Top of Excerpted data
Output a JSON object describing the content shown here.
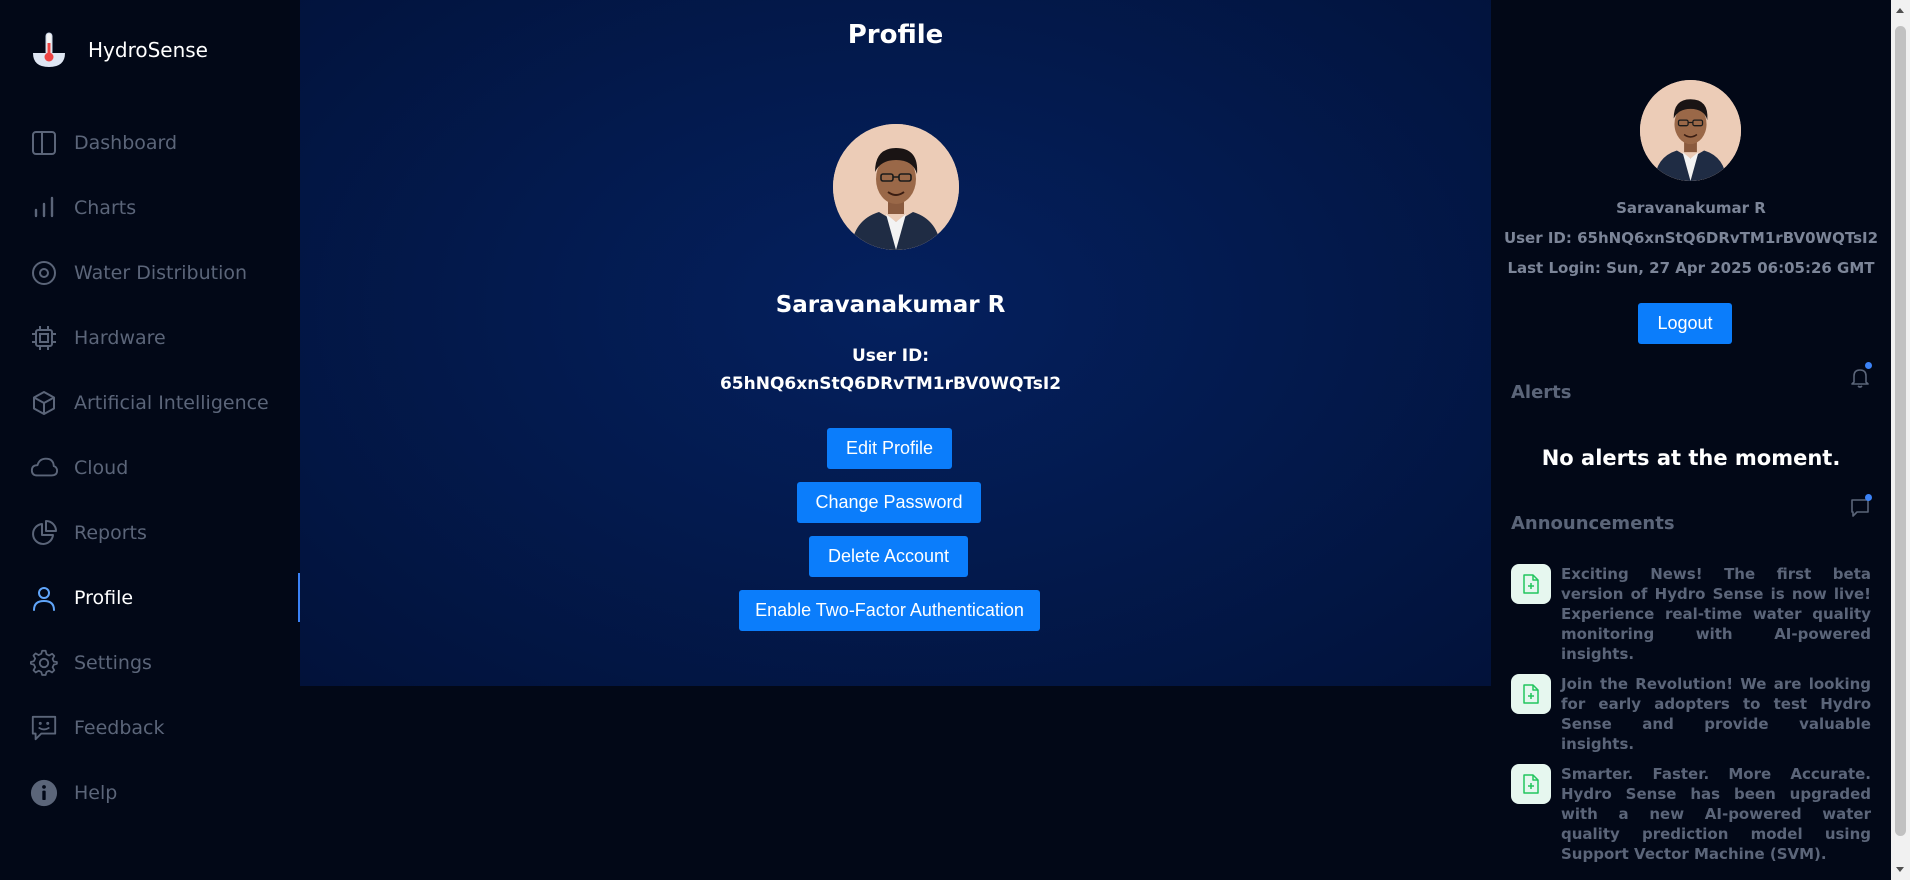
{
  "brand": {
    "name": "HydroSense"
  },
  "sidebar": {
    "items": [
      {
        "label": "Dashboard",
        "icon": "dashboard-icon"
      },
      {
        "label": "Charts",
        "icon": "chart-icon"
      },
      {
        "label": "Water Distribution",
        "icon": "target-icon"
      },
      {
        "label": "Hardware",
        "icon": "chip-icon"
      },
      {
        "label": "Artificial Intelligence",
        "icon": "cube-icon"
      },
      {
        "label": "Cloud",
        "icon": "cloud-icon"
      },
      {
        "label": "Reports",
        "icon": "pie-icon"
      },
      {
        "label": "Profile",
        "icon": "user-icon",
        "active": true
      },
      {
        "label": "Settings",
        "icon": "gear-icon"
      },
      {
        "label": "Feedback",
        "icon": "feedback-icon"
      },
      {
        "label": "Help",
        "icon": "info-icon"
      }
    ]
  },
  "main": {
    "title": "Profile",
    "name": "Saravanakumar R",
    "user_id_label": "User ID:",
    "user_id": "65hNQ6xnStQ6DRvTM1rBV0WQTsI2",
    "buttons": {
      "edit": "Edit Profile",
      "change_password": "Change Password",
      "delete": "Delete Account",
      "two_factor": "Enable Two-Factor Authentication"
    }
  },
  "right": {
    "name": "Saravanakumar R",
    "user_id": "User ID: 65hNQ6xnStQ6DRvTM1rBV0WQTsI2",
    "last_login": "Last Login: Sun, 27 Apr 2025 06:05:26 GMT",
    "logout": "Logout",
    "alerts_title": "Alerts",
    "no_alerts": "No alerts at the moment.",
    "announcements_title": "Announcements",
    "announcements": [
      "Exciting News! The first beta version of Hydro Sense is now live! Experience real-time water quality monitoring with AI-powered insights.",
      "Join the Revolution! We are looking for early adopters to test Hydro Sense and provide valuable insights.",
      "Smarter. Faster. More Accurate. Hydro Sense has been upgraded with a new AI-powered water quality prediction model using Support Vector Machine (SVM)."
    ]
  },
  "colors": {
    "accent": "#0b7dfb",
    "background": "#020817",
    "panel": "#031a4e",
    "muted": "#5b6579"
  }
}
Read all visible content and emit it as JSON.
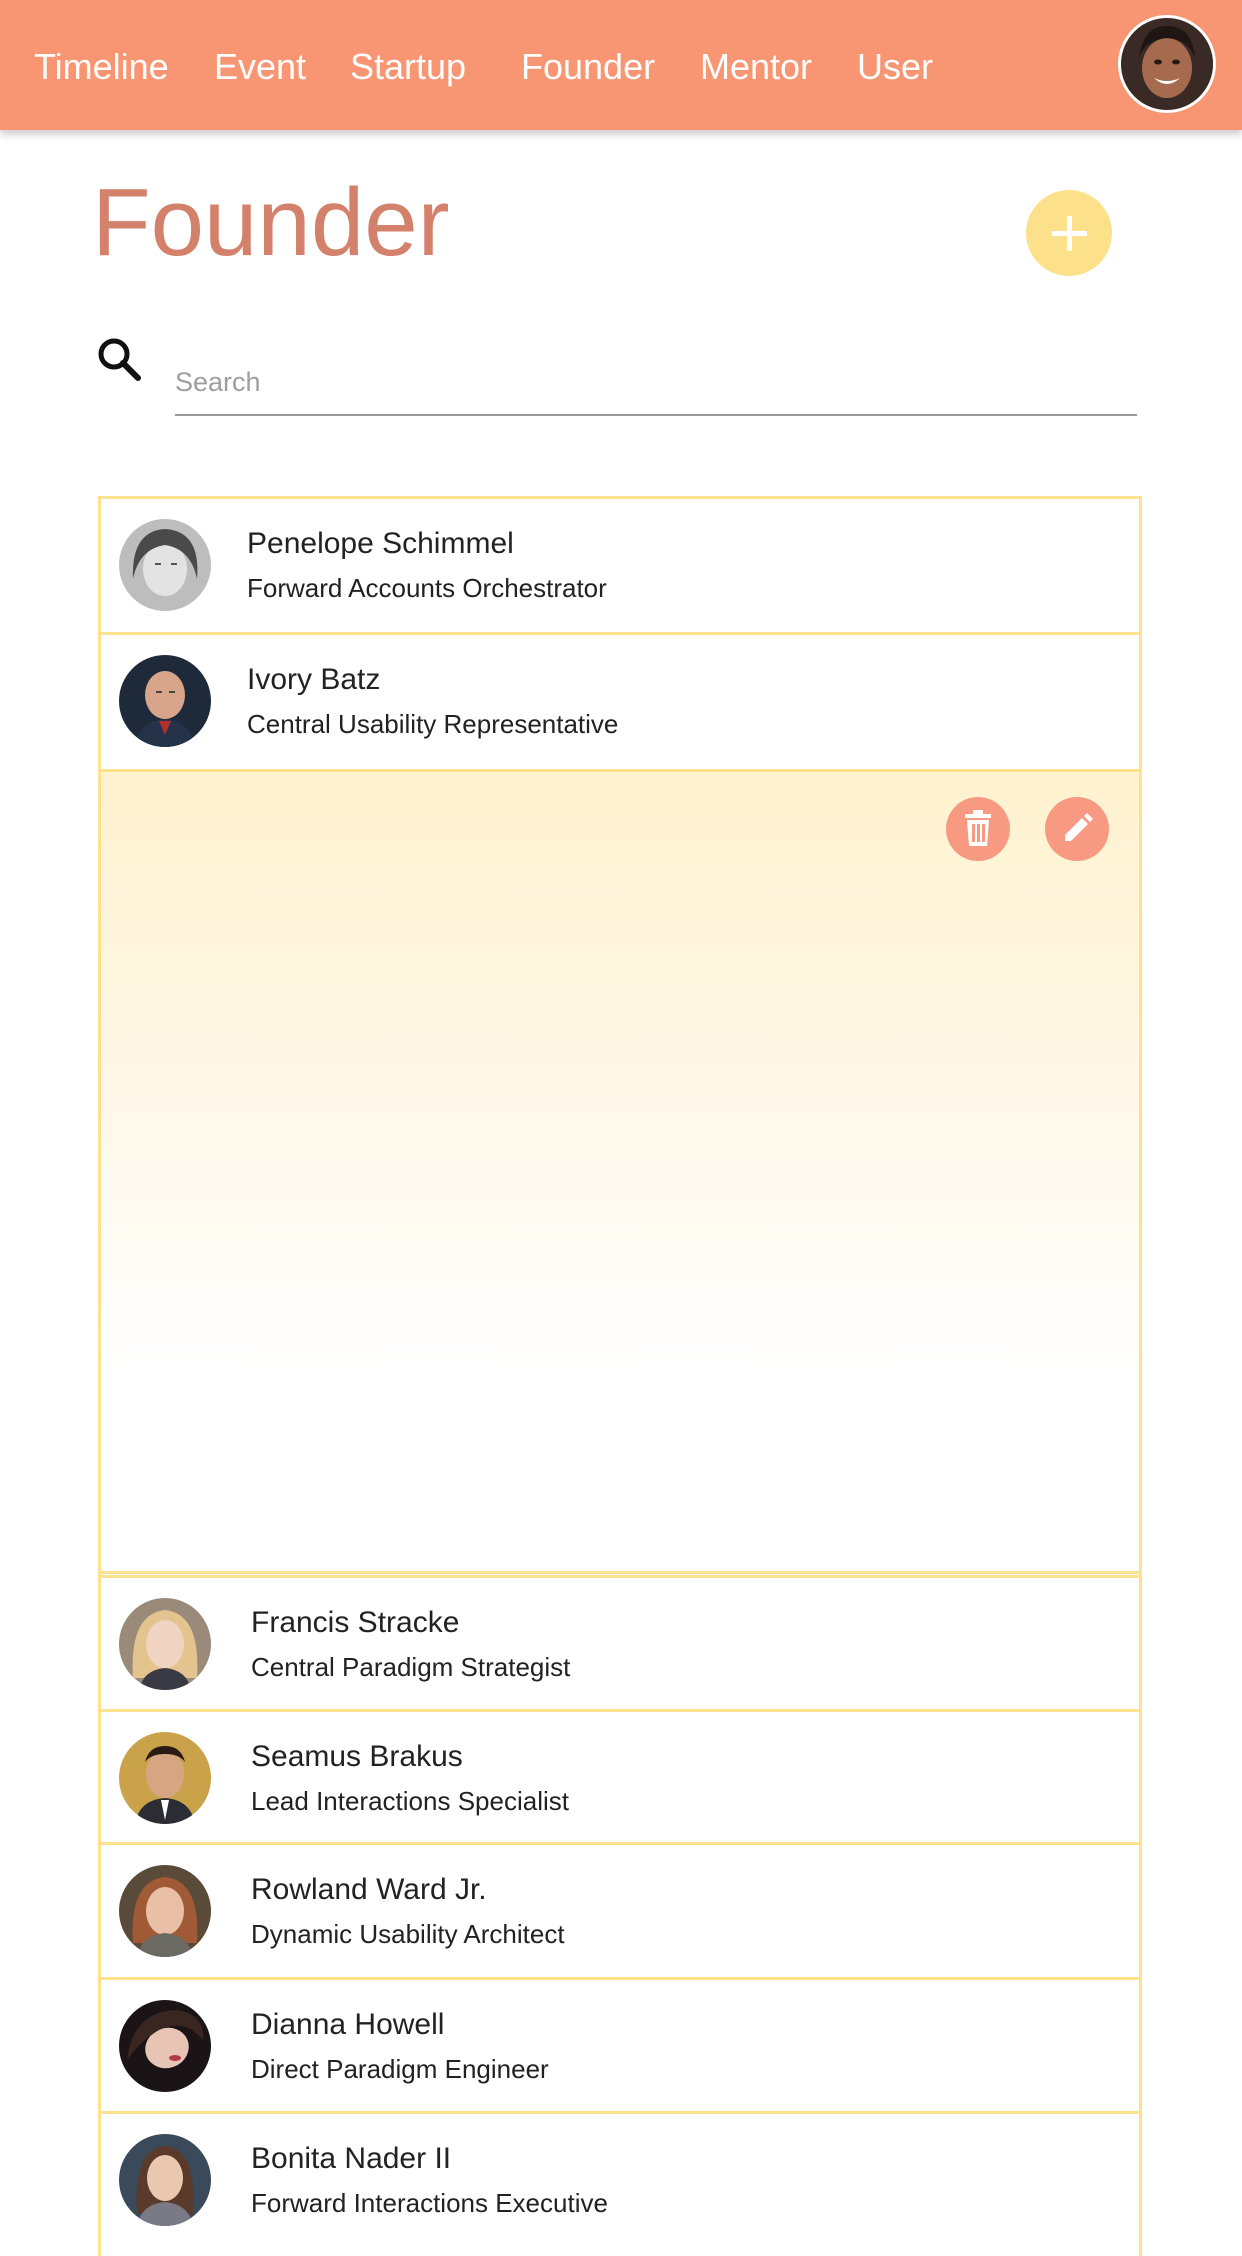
{
  "nav": {
    "items": [
      {
        "label": "Timeline"
      },
      {
        "label": "Event"
      },
      {
        "label": "Startup"
      },
      {
        "label": "Founder"
      },
      {
        "label": "Mentor"
      },
      {
        "label": "User"
      }
    ],
    "avatar_icon": "user-avatar"
  },
  "page": {
    "title": "Founder",
    "add_icon": "plus-icon"
  },
  "search": {
    "placeholder": "Search",
    "value": "",
    "icon": "search-icon"
  },
  "founders": [
    {
      "name": "Penelope Schimmel",
      "title": "Forward Accounts Orchestrator"
    },
    {
      "name": "Ivory Batz",
      "title": "Central Usability Representative"
    },
    {
      "name": "Francis Stracke",
      "title": "Central Paradigm Strategist"
    },
    {
      "name": "Seamus Brakus",
      "title": "Lead Interactions Specialist"
    },
    {
      "name": "Rowland Ward Jr.",
      "title": "Dynamic Usability Architect"
    },
    {
      "name": "Dianna Howell",
      "title": "Direct Paradigm Engineer"
    },
    {
      "name": "Bonita Nader II",
      "title": "Forward Interactions Executive"
    }
  ],
  "expanded_row": {
    "actions": [
      "trash-icon",
      "pencil-icon"
    ]
  },
  "colors": {
    "navbar": "#f89673",
    "title": "#d4816c",
    "accent_yellow": "#fde08a",
    "border": "#fce18e",
    "action_button": "#f89a82"
  }
}
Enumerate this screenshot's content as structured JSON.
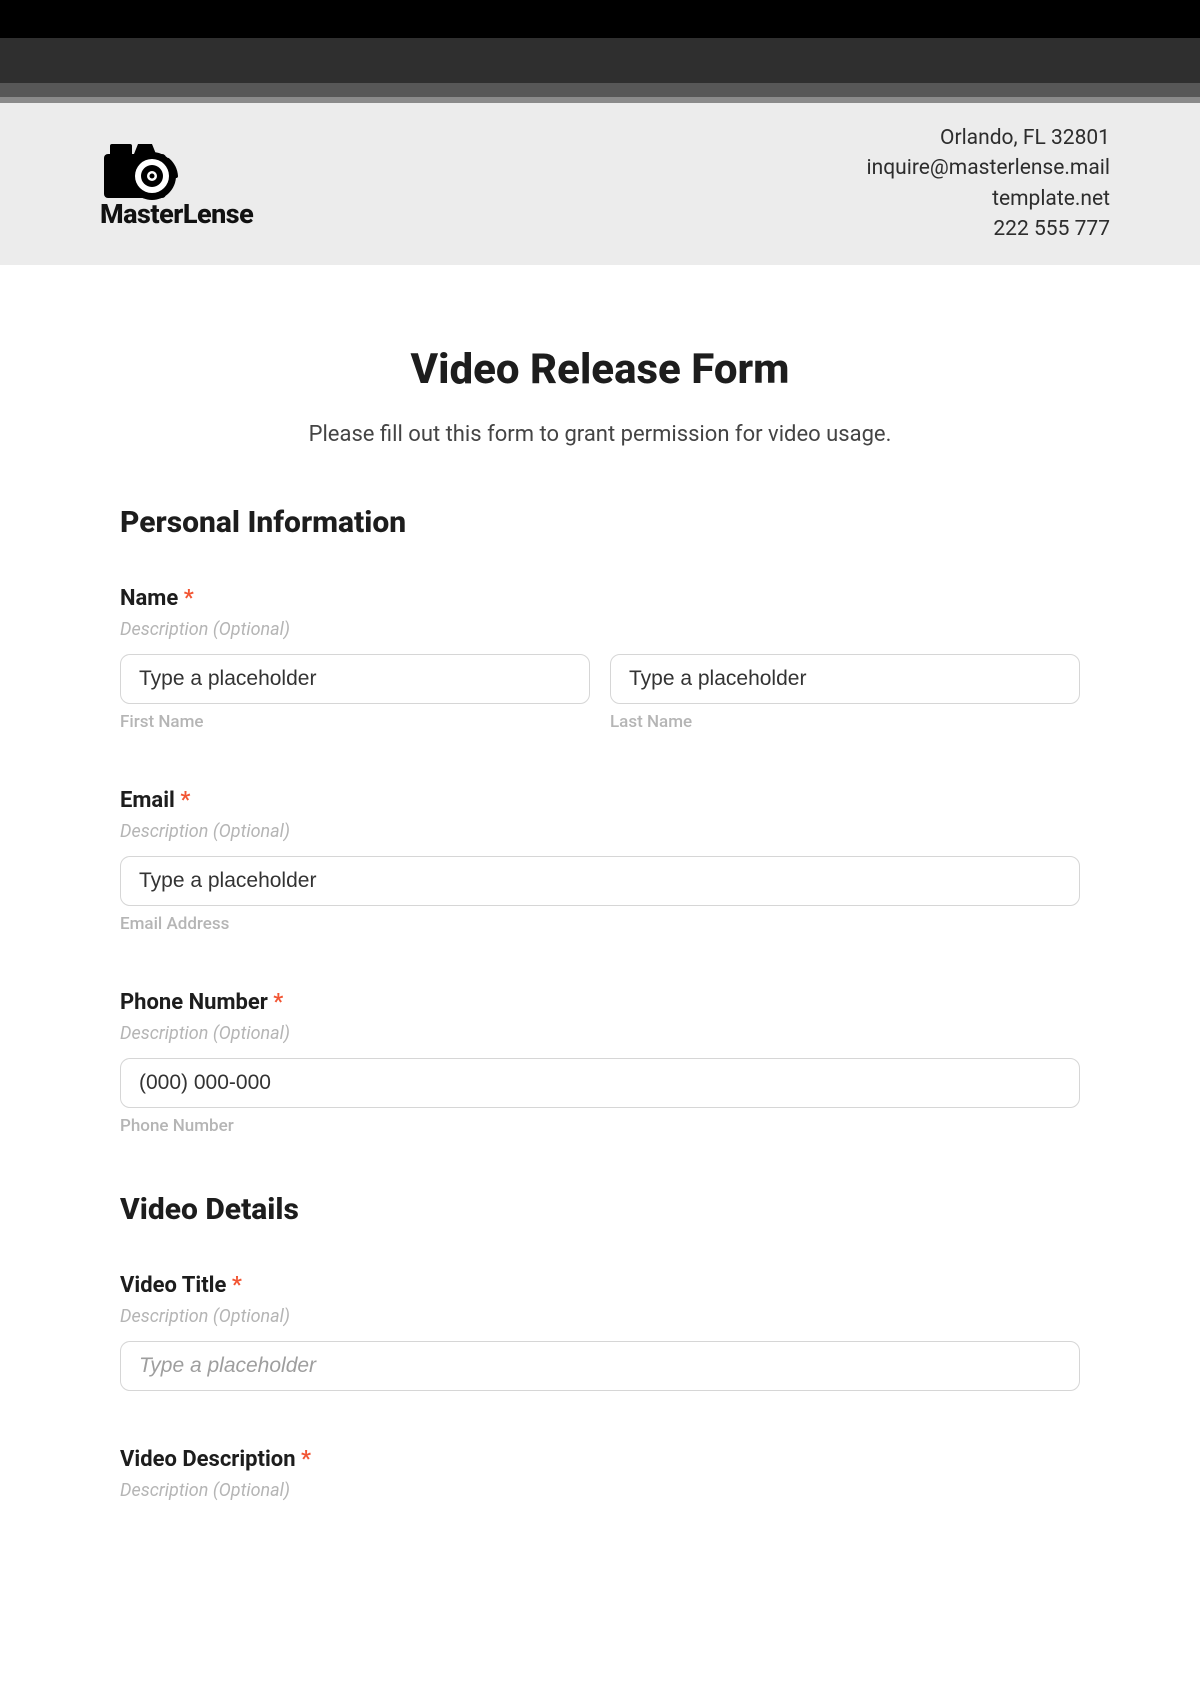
{
  "brand": {
    "name": "MasterLense",
    "contact": {
      "line1": "Orlando, FL 32801",
      "line2": "inquire@masterlense.mail",
      "line3": "template.net",
      "line4": "222 555 777"
    }
  },
  "form": {
    "title": "Video Release Form",
    "subtitle": "Please fill out this form to grant permission for video usage."
  },
  "section1": {
    "heading": "Personal Information",
    "name": {
      "label": "Name",
      "required": "*",
      "desc": "Description (Optional)",
      "first_placeholder": "Type a placeholder",
      "first_sub": "First Name",
      "last_placeholder": "Type a placeholder",
      "last_sub": "Last Name"
    },
    "email": {
      "label": "Email",
      "required": "*",
      "desc": "Description (Optional)",
      "placeholder": "Type a placeholder",
      "sub": "Email Address"
    },
    "phone": {
      "label": "Phone Number",
      "required": "*",
      "desc": "Description (Optional)",
      "placeholder": "(000) 000-000",
      "sub": "Phone Number"
    }
  },
  "section2": {
    "heading": "Video Details",
    "video_title": {
      "label": "Video Title",
      "required": "*",
      "desc": "Description (Optional)",
      "placeholder": "Type a placeholder"
    },
    "video_desc": {
      "label": "Video Description",
      "required": "*",
      "desc": "Description (Optional)"
    }
  }
}
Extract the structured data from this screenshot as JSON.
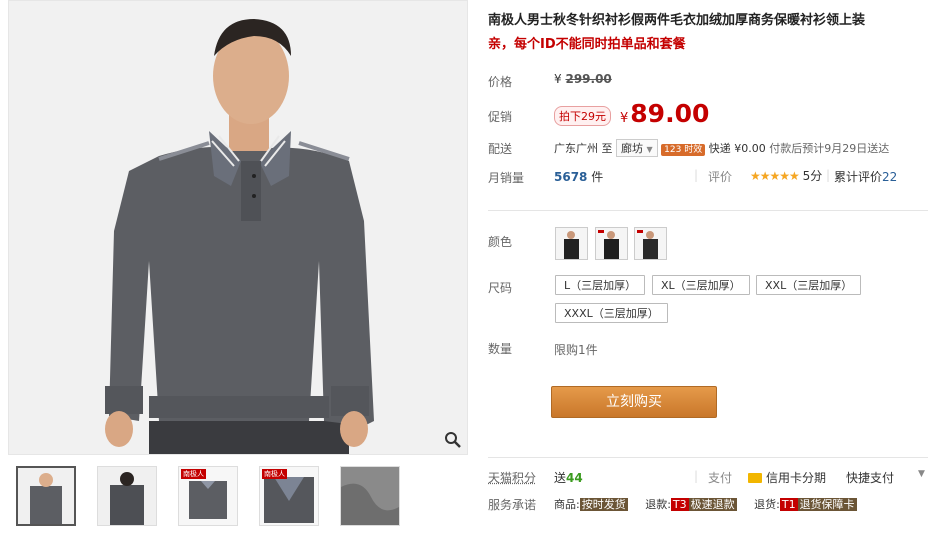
{
  "product": {
    "title": "南极人男士秋冬针织衬衫假两件毛衣加绒加厚商务保暖衬衫领上装",
    "subtitle": "亲，每个ID不能同时拍单品和套餐"
  },
  "price": {
    "label": "价格",
    "original_symbol": "¥",
    "original": "299.00",
    "promo_label": "促销",
    "promo_tag": "拍下29元",
    "symbol": "¥",
    "current": "89.00"
  },
  "shipping": {
    "label": "配送",
    "from": "广东广州",
    "to_word": "至",
    "destination": "廊坊",
    "time_badge": "123 时效",
    "express": "快递 ¥0.00",
    "eta": "付款后预计9月29日送达"
  },
  "stats": {
    "monthly_label": "月销量",
    "monthly_value": "5678",
    "monthly_unit": "件",
    "rating_label": "评价",
    "stars": "★★★★★",
    "score": "5分",
    "reviews_text": "累计评价",
    "reviews_count": "22"
  },
  "options": {
    "color_label": "颜色",
    "size_label": "尺码",
    "sizes": [
      "L（三层加厚）",
      "XL（三层加厚）",
      "XXL（三层加厚）",
      "XXXL（三层加厚）"
    ],
    "quantity_label": "数量",
    "quantity_limit": "限购1件"
  },
  "buy_button": "立刻购买",
  "tmall": {
    "points_label": "天猫积分",
    "points_prefix": "送",
    "points_value": "44",
    "pay_label": "支付",
    "credit_installment": "信用卡分期",
    "quick_pay": "快捷支付"
  },
  "service": {
    "label": "服务承诺",
    "goods_label": "商品:",
    "goods_tag": "按时发货",
    "refund_label": "退款:",
    "refund_code": "T3",
    "refund_tag": "极速退款",
    "return_label": "退货:",
    "return_code": "T1",
    "return_tag": "退货保障卡"
  },
  "thumb_tags": [
    "",
    "",
    "南极人",
    "南极人",
    ""
  ],
  "colors": {
    "accent_red": "#c40000",
    "buy_orange": "#d6832f",
    "sweater_gray": "#5c5e63"
  }
}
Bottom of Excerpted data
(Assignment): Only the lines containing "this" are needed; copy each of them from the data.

(Output below):
Enumerate this screenshot's content as structured JSON.
    "subtitle": "Please fill out this form to grant permission for video usage."
Extract the structured data from this screenshot as JSON.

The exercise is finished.